Last month, I watched a Virginia basketball player step to the foul line with less than a second on the clock and his team down by two points in a national championship semi-final game. I was astonished to watch him coolly sink all three free throws to put his team permanently in the lead. That astonishment became complete amazement when I learned about the battle that the young man was fighting.
In the previous year, Kyle Guy played a key role in a season that culminated with his team in the NCAA tournament with a #1 seed. In the history of the tournament, no #1 seed had ever lost to a #16 seed, but that’s exactly what happened to Virginia. Fan outrage was intense, and Guy took the loss especially hard. Though he had battled anxiety privately for years, the loss and his ensuing emotions prompted him to take action. He met with a psychologist and began taking anti-anxiety medication.
The pressure on Division 1 athletes is intense. Not only do they face the academic challenges of a typical student, their athletic talents put them in the spotlight, where their performances are highly scrutinized. The more success that they and their teams experience, the higher the pressure. This is especially hard on male athletes who are expected to be “tough.” Unfortunately, struggling with anxiety and asking for help are not considered tough by some fans.

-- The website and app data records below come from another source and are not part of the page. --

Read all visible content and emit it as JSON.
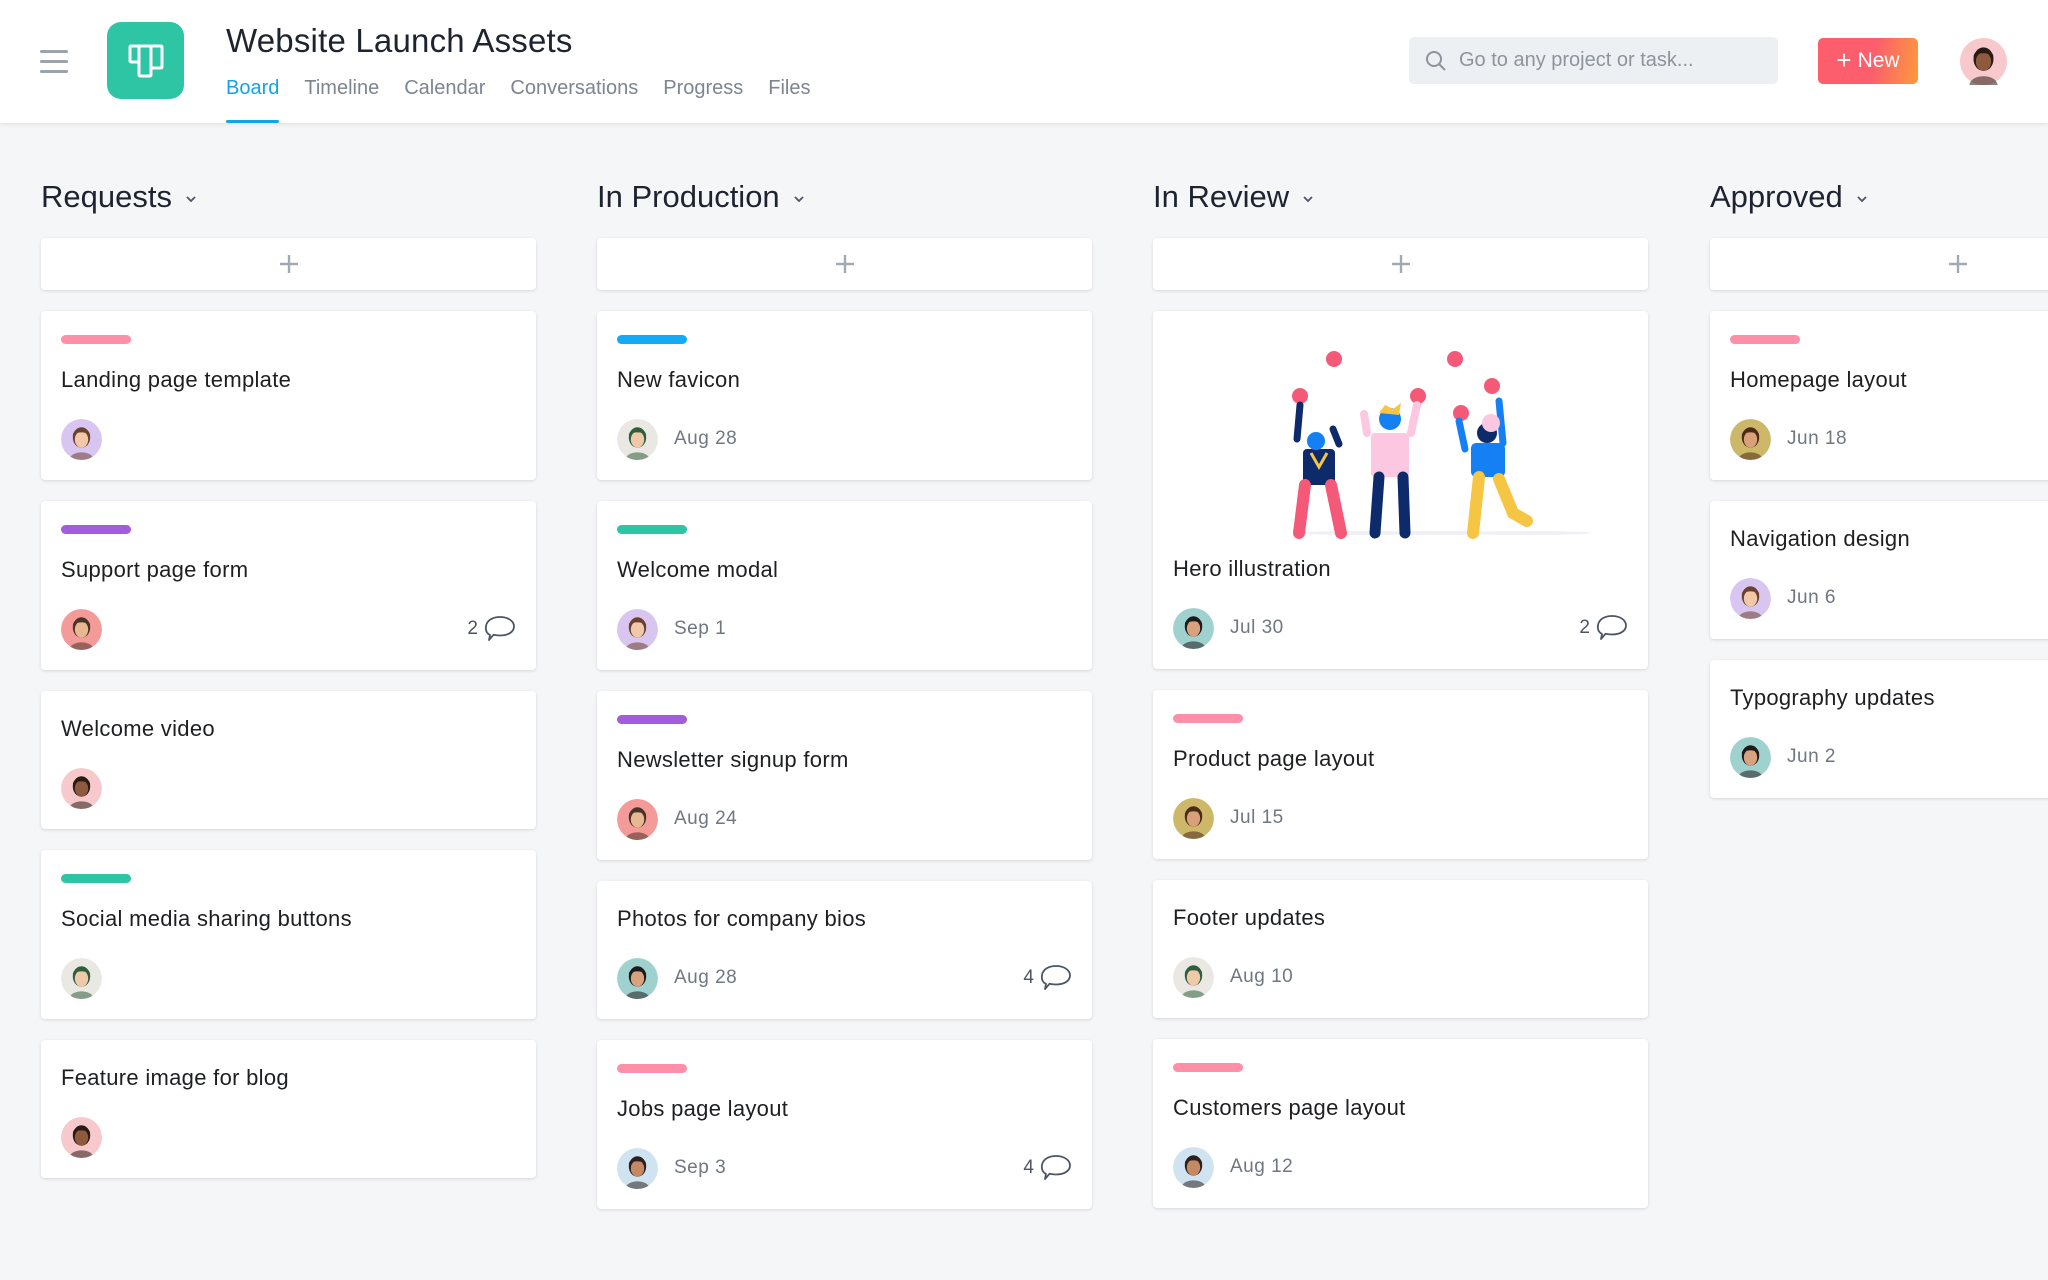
{
  "header": {
    "project_title": "Website Launch Assets",
    "tabs": [
      {
        "label": "Board",
        "active": true
      },
      {
        "label": "Timeline",
        "active": false
      },
      {
        "label": "Calendar",
        "active": false
      },
      {
        "label": "Conversations",
        "active": false
      },
      {
        "label": "Progress",
        "active": false
      },
      {
        "label": "Files",
        "active": false
      }
    ],
    "search_placeholder": "Go to any project or task...",
    "new_button_label": "New",
    "app_icon_color": "#2ec5a5",
    "accent_color": "#14a3e8"
  },
  "tag_colors": {
    "pink": "#fd8fa8",
    "blue": "#14aaf5",
    "teal": "#2ec5a5",
    "purple": "#a25ddc"
  },
  "columns": [
    {
      "title": "Requests",
      "cards": [
        {
          "tag": "pink",
          "title": "Landing page template",
          "avatar": "woman-bangs-lavender",
          "due": "",
          "comments": ""
        },
        {
          "tag": "purple",
          "title": "Support page form",
          "avatar": "man-coral",
          "due": "",
          "comments": "2"
        },
        {
          "tag": "",
          "title": "Welcome video",
          "avatar": "woman-pink",
          "due": "",
          "comments": ""
        },
        {
          "tag": "teal",
          "title": "Social media sharing buttons",
          "avatar": "man-cap-gray",
          "due": "",
          "comments": ""
        },
        {
          "tag": "",
          "title": "Feature image for blog",
          "avatar": "woman-pink",
          "due": "",
          "comments": ""
        }
      ]
    },
    {
      "title": "In Production",
      "cards": [
        {
          "tag": "blue",
          "title": "New favicon",
          "avatar": "man-cap-gray",
          "due": "Aug 28",
          "comments": ""
        },
        {
          "tag": "teal",
          "title": "Welcome modal",
          "avatar": "woman-bangs-lavender",
          "due": "Sep 1",
          "comments": ""
        },
        {
          "tag": "purple",
          "title": "Newsletter signup form",
          "avatar": "man-coral",
          "due": "Aug 24",
          "comments": ""
        },
        {
          "tag": "",
          "title": "Photos for company bios",
          "avatar": "person-teal",
          "due": "Aug 28",
          "comments": "4"
        },
        {
          "tag": "pink",
          "title": "Jobs page layout",
          "avatar": "man-glasses-blue",
          "due": "Sep 3",
          "comments": "4"
        }
      ]
    },
    {
      "title": "In Review",
      "cards": [
        {
          "tag": "",
          "illustration": true,
          "title": "Hero illustration",
          "avatar": "person-teal",
          "due": "Jul 30",
          "comments": "2"
        },
        {
          "tag": "pink",
          "title": "Product page layout",
          "avatar": "woman-gold",
          "due": "Jul 15",
          "comments": ""
        },
        {
          "tag": "",
          "title": "Footer updates",
          "avatar": "man-cap-gray",
          "due": "Aug 10",
          "comments": ""
        },
        {
          "tag": "pink",
          "title": "Customers page layout",
          "avatar": "man-glasses-blue",
          "due": "Aug 12",
          "comments": ""
        }
      ]
    },
    {
      "title": "Approved",
      "cards": [
        {
          "tag": "pink",
          "title": "Homepage layout",
          "avatar": "woman-gold",
          "due": "Jun 18",
          "comments": ""
        },
        {
          "tag": "",
          "title": "Navigation design",
          "avatar": "woman-bangs-lavender",
          "due": "Jun 6",
          "comments": ""
        },
        {
          "tag": "",
          "title": "Typography updates",
          "avatar": "person-teal",
          "due": "Jun 2",
          "comments": ""
        }
      ]
    }
  ],
  "avatar_styles": {
    "woman-bangs-lavender": {
      "bg": "#d9c6f0",
      "hair": "#6b4030",
      "skin": "#f2c9a8"
    },
    "man-coral": {
      "bg": "#f49a98",
      "hair": "#4a3426",
      "skin": "#e8b894"
    },
    "woman-pink": {
      "bg": "#f8c9cc",
      "hair": "#2a1a14",
      "skin": "#8d5a3d"
    },
    "man-cap-gray": {
      "bg": "#e9e8e3",
      "hair": "#2f5e3d",
      "skin": "#f0c9a8"
    },
    "person-teal": {
      "bg": "#9fd1cf",
      "hair": "#1c1a1a",
      "skin": "#d9a27f"
    },
    "man-glasses-blue": {
      "bg": "#cfe3f0",
      "hair": "#2a2020",
      "skin": "#c58a64"
    },
    "woman-gold": {
      "bg": "#cdb86a",
      "hair": "#4b2a18",
      "skin": "#d9a07a"
    },
    "user-header": {
      "bg": "#f8c9cc",
      "hair": "#2a1a14",
      "skin": "#8d5a3d"
    }
  }
}
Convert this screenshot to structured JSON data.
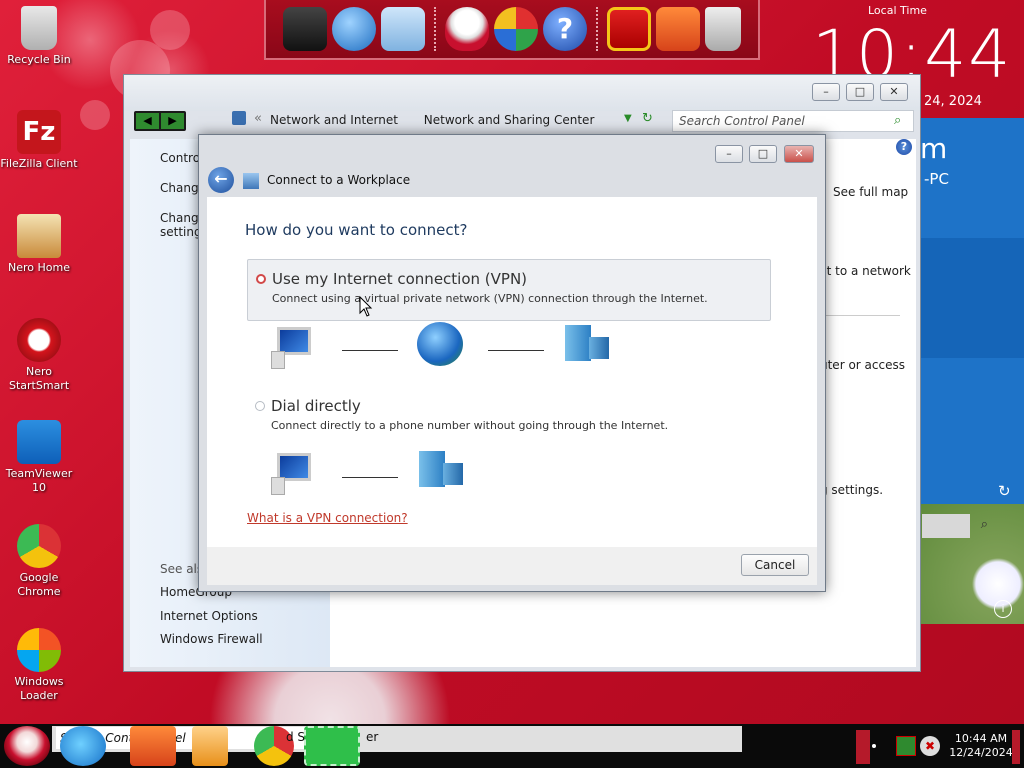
{
  "desktop": {
    "icons": [
      {
        "label": "Recycle Bin",
        "icon": "recycle-bin-icon"
      },
      {
        "label": "FileZilla Client",
        "icon": "filezilla-icon"
      },
      {
        "label": "Nero Home",
        "icon": "nero-home-icon"
      },
      {
        "label": "Nero StartSmart",
        "icon": "nero-startsmart-icon"
      },
      {
        "label": "TeamViewer 10",
        "icon": "teamviewer-icon"
      },
      {
        "label": "Google Chrome",
        "icon": "chrome-icon"
      },
      {
        "label": "Windows Loader",
        "icon": "windows-loader-icon"
      }
    ]
  },
  "clock_widget": {
    "label": "Local Time",
    "time": "10:44",
    "date": "24, 2024"
  },
  "side_panel": {
    "heading_fragment": "m",
    "pc_fragment": "-PC"
  },
  "control_panel": {
    "breadcrumb": [
      "Network and Internet",
      "Network and Sharing Center"
    ],
    "search_placeholder": "Search Control Panel",
    "left_links": [
      "Control",
      "Change",
      "Change",
      "settings"
    ],
    "see_also": "See also",
    "bottom_links": [
      "HomeGroup",
      "Internet Options",
      "Windows Firewall"
    ],
    "see_full_map": "See full map",
    "right_fragments": [
      "ct to a network",
      "uter or access",
      "g settings."
    ]
  },
  "dialog": {
    "title": "Connect to a Workplace",
    "question": "How do you want to connect?",
    "options": [
      {
        "heading": "Use my Internet connection (VPN)",
        "description": "Connect using a virtual private network (VPN) connection through the Internet.",
        "selected": true
      },
      {
        "heading": "Dial directly",
        "description": "Connect directly to a phone number without going through the Internet.",
        "selected": false
      }
    ],
    "help_link": "What is a VPN connection?",
    "cancel_label": "Cancel"
  },
  "taskbar": {
    "search_text": "Search Control Panel",
    "window_fragment": "d S",
    "window_fragment2": "er",
    "time": "10:44 AM",
    "date": "12/24/2024"
  }
}
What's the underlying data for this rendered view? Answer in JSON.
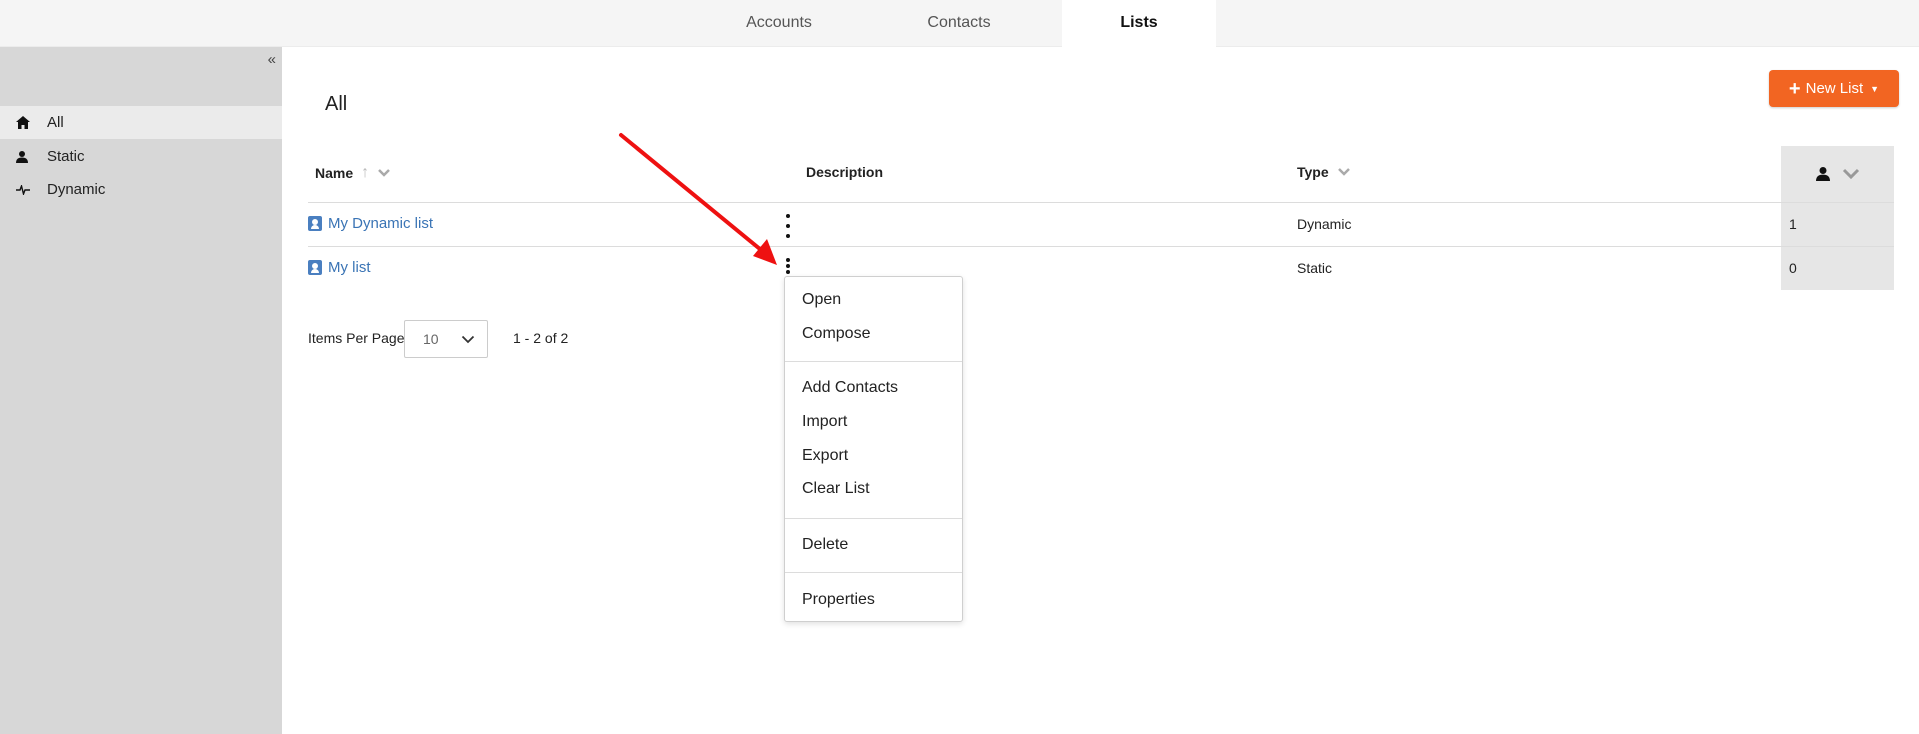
{
  "top_tabs": [
    {
      "label": "Accounts"
    },
    {
      "label": "Contacts"
    },
    {
      "label": "Lists",
      "active": true
    }
  ],
  "sidebar": {
    "collapse_icon": "double-chevron-left-icon",
    "items": [
      {
        "label": "All",
        "icon": "home-icon",
        "active": true
      },
      {
        "label": "Static",
        "icon": "person-icon"
      },
      {
        "label": "Dynamic",
        "icon": "pulse-icon"
      }
    ]
  },
  "main": {
    "title": "All",
    "new_list_button": "New List",
    "table": {
      "columns": [
        "Name",
        "Description",
        "Type"
      ],
      "rows": [
        {
          "name": "My Dynamic list",
          "description": "",
          "type": "Dynamic",
          "count": "1"
        },
        {
          "name": "My list",
          "description": "",
          "type": "Static",
          "count": "0"
        }
      ]
    },
    "pagination": {
      "items_per_page_label": "Items Per Page",
      "items_per_page_value": "10",
      "range": "1 - 2 of 2"
    }
  },
  "context_menu": {
    "groups": [
      [
        "Open",
        "Compose"
      ],
      [
        "Add Contacts",
        "Import",
        "Export",
        "Clear List"
      ],
      [
        "Delete"
      ],
      [
        "Properties"
      ]
    ]
  },
  "colors": {
    "accent": "#f26522",
    "link": "#3a74b5",
    "annotation_arrow": "#ee1111"
  }
}
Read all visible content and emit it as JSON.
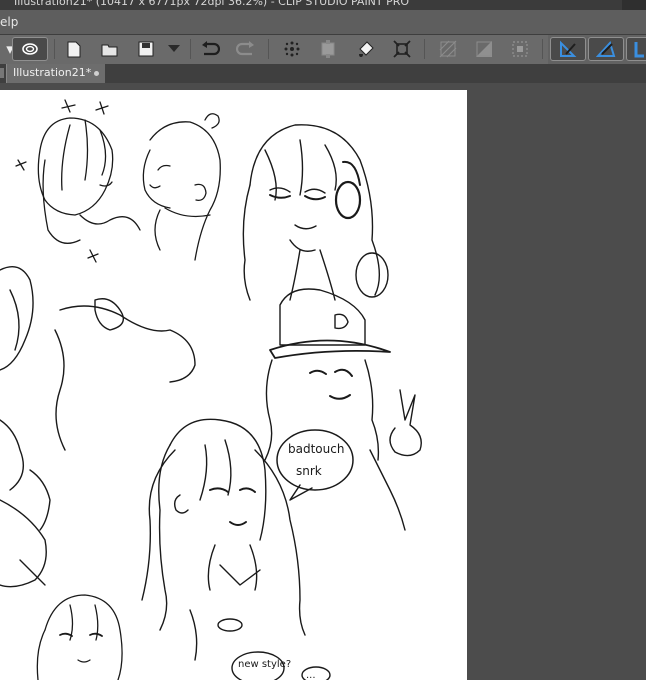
{
  "window": {
    "title": "Illustration21* (10417 x 6771px 72dpi 36.2%) - CLIP STUDIO PAINT PRO"
  },
  "menu": {
    "visible_item": "elp"
  },
  "toolbar": {
    "buttons": [
      {
        "icon": "clip-studio-logo-icon"
      },
      {
        "icon": "new-file-icon"
      },
      {
        "icon": "open-folder-icon"
      },
      {
        "icon": "save-icon"
      },
      {
        "icon": "dropdown-arrow-icon"
      },
      {
        "icon": "undo-icon"
      },
      {
        "icon": "redo-icon"
      },
      {
        "icon": "clear-selection-icon"
      },
      {
        "icon": "transform-icon"
      },
      {
        "icon": "fill-icon"
      },
      {
        "icon": "scale-icon"
      },
      {
        "icon": "disabled-hatch-icon"
      },
      {
        "icon": "disabled-pattern-icon"
      },
      {
        "icon": "disabled-marquee-icon"
      },
      {
        "icon": "ruler-snap-icon"
      },
      {
        "icon": "ruler-perspective-icon"
      },
      {
        "icon": "ruler-grid-icon"
      }
    ],
    "accent_color": "#3a8fe0"
  },
  "tabs": [
    {
      "label": "Illustration21*",
      "modified": true
    }
  ],
  "canvas": {
    "speech_bubble_text_1": "badtouch",
    "speech_bubble_text_2": "snrk",
    "scribble_text": "new style?",
    "dots_text": "..."
  }
}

Not only did Guy admit that he needed help, he did so in a very public way on social media. Furthermore, he made public appearances in order to encourage others who might privately be waging similar battles. He didn’t need to expose himself to further scrutiny, but he did, and was better for the experience.
It’s not easy to ask for help or to expose your weaknesses. It’s even more difficult when you are battling anxiety. I might argue that what he did a year ago, when he sought help, was braver and more impressive than sinking those free throws as the world watched.
Many of us ask for help only as a last resort. While personal accountability is certainly laudable, most of us take it overboard, and we let pride keep us from getting the assistance we need to live life to its fullest.
Readers of this blog know that I’m one of those stubborn people who didn’t want to acknowledge my weaknesses, let alone ask others for help. Even as my physical abilities waned, I resisted opportunities to make life easier for myself. Instead of applying for a handicapped parking placard, I quit going to events that required a lot of walking. Instead of asking for an easier route into an unfamiliar building, I would send my family to celebrations and other occasions without me.
When long walks became virtually impossible, instead of taking a ride in a wheelchair. I simply stayed home. Only when my wife insisted that I quit letting pride limit my life did I finally break down and get the parking permit and then the wheelchair. I don’t have to imagine what I would have missed had I let my world continue to shrink. Because I admitted that I needed help, I was able to enjoy life in the way that it was meant to be enjoyed.
I have to wonder if Kyle Guy would have made those free throws if he still bore the weight of his anxiety without help. I suspect that he wouldn’t. Fortunately, he took action at a crucial juncture in his life, and now he is a national champion.
If you are struggling with something, whether it’s mental or physical, take a good look in the mirror and ask yourself if your stubbornness is part of the problem. Then, take a good look around you and notice those who would eagerly help. You might be surprised at how much your world can open.